Work out how many lines in the data below contain "label", and state that count with nothing added.

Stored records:
──────────────────────────────

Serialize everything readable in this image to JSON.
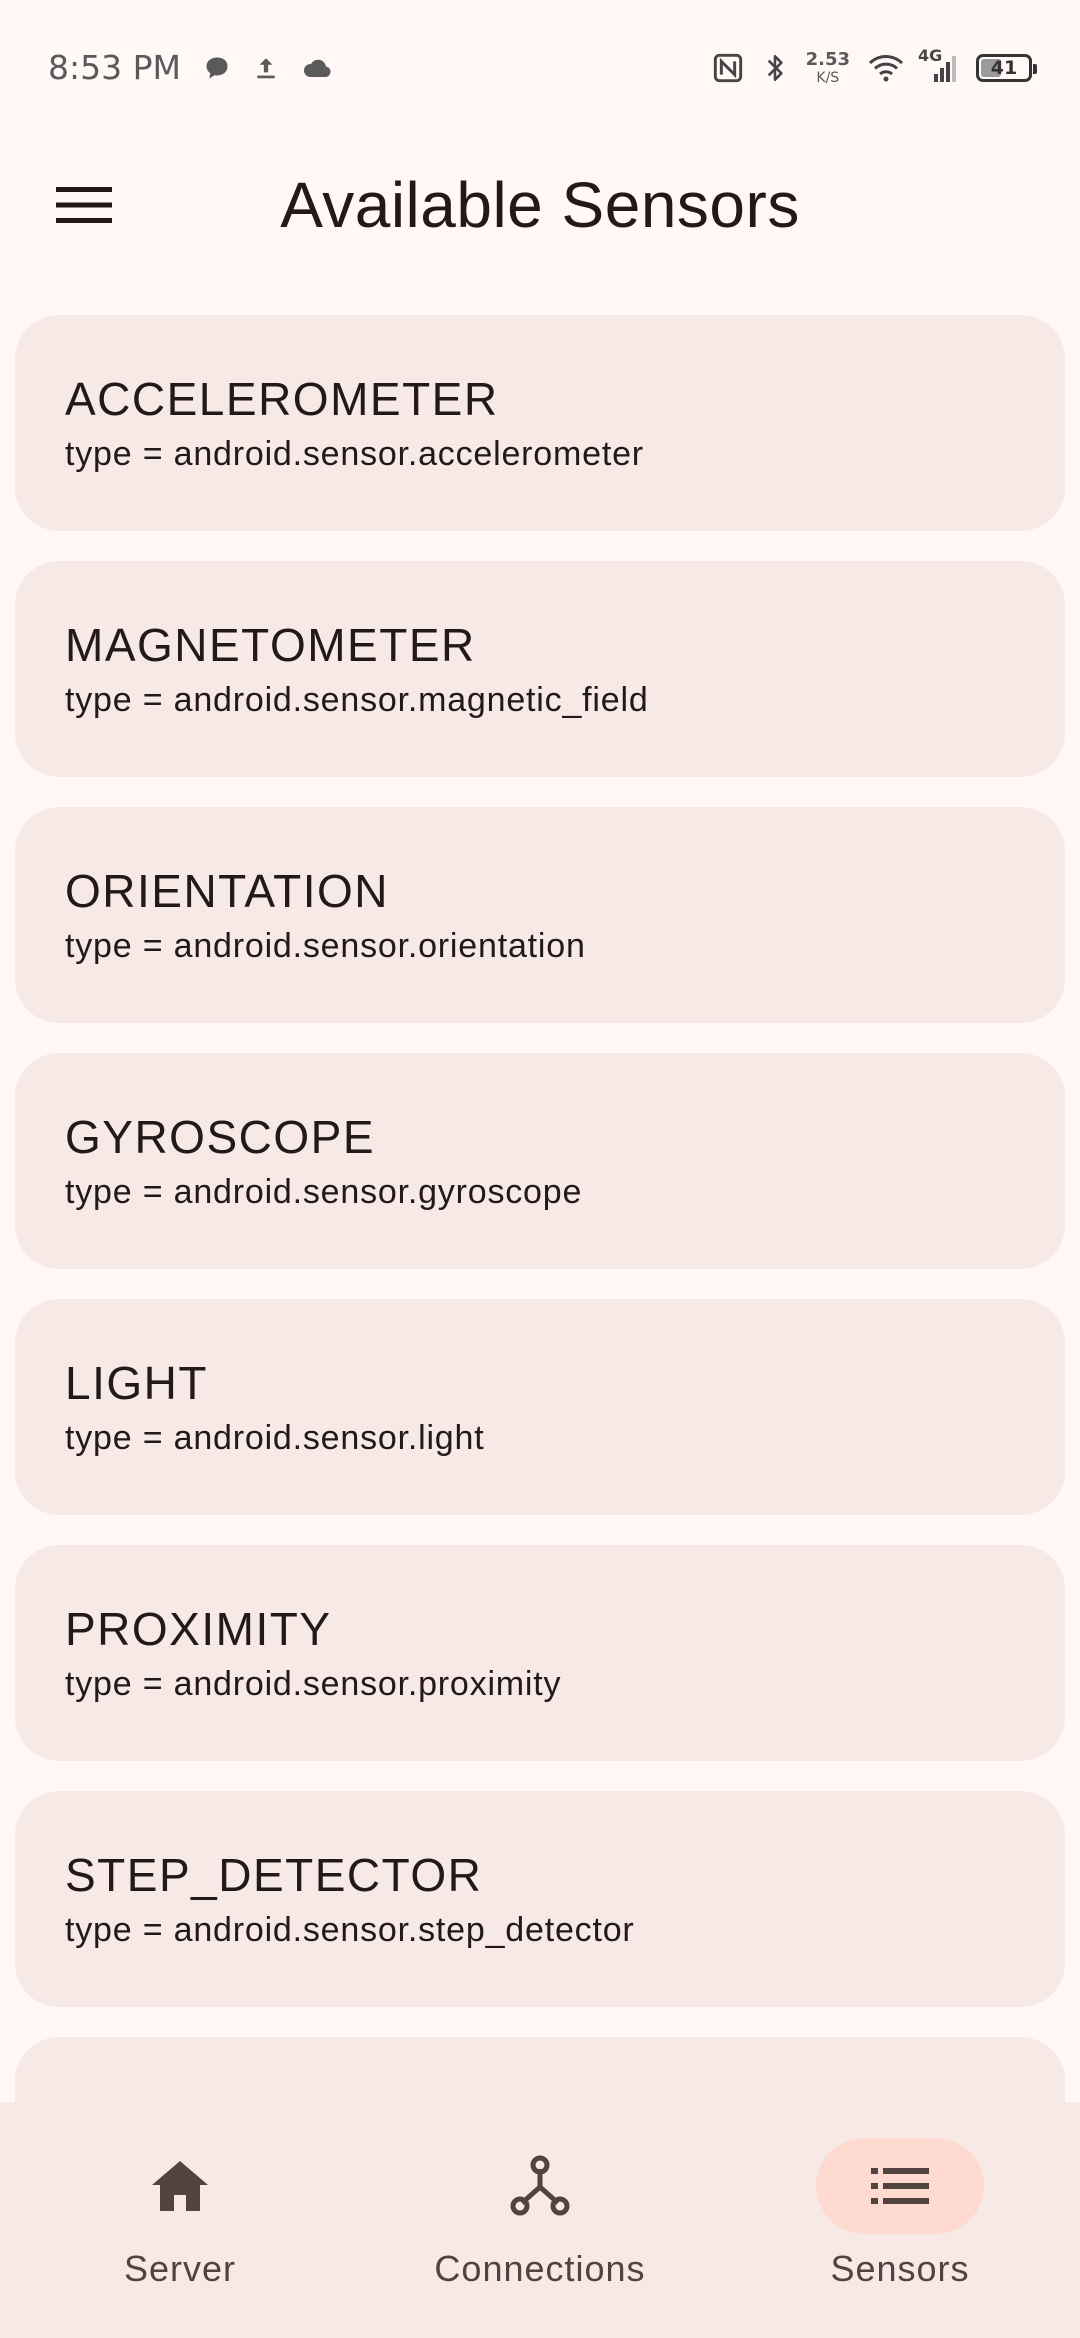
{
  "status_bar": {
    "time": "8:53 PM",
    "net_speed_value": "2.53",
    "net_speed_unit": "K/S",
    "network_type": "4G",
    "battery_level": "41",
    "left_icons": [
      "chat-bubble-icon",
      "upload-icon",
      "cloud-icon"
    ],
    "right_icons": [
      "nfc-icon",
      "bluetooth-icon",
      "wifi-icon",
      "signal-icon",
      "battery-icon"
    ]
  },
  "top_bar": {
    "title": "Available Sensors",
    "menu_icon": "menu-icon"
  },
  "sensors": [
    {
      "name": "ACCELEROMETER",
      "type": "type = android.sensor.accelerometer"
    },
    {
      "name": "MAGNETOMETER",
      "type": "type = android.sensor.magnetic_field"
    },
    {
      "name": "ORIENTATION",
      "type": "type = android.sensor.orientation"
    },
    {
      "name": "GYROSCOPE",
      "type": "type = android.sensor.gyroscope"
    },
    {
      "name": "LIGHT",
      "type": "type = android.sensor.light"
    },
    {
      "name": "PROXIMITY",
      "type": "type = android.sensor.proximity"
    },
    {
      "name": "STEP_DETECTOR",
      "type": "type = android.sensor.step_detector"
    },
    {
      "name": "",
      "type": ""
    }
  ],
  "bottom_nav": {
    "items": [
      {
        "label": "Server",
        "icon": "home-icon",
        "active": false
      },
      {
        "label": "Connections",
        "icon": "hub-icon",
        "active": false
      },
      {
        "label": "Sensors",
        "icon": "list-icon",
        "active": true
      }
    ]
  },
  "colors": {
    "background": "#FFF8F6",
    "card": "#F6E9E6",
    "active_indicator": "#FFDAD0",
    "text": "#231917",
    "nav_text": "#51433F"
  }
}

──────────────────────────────

ANSWER TO THE EXERCISE >> 3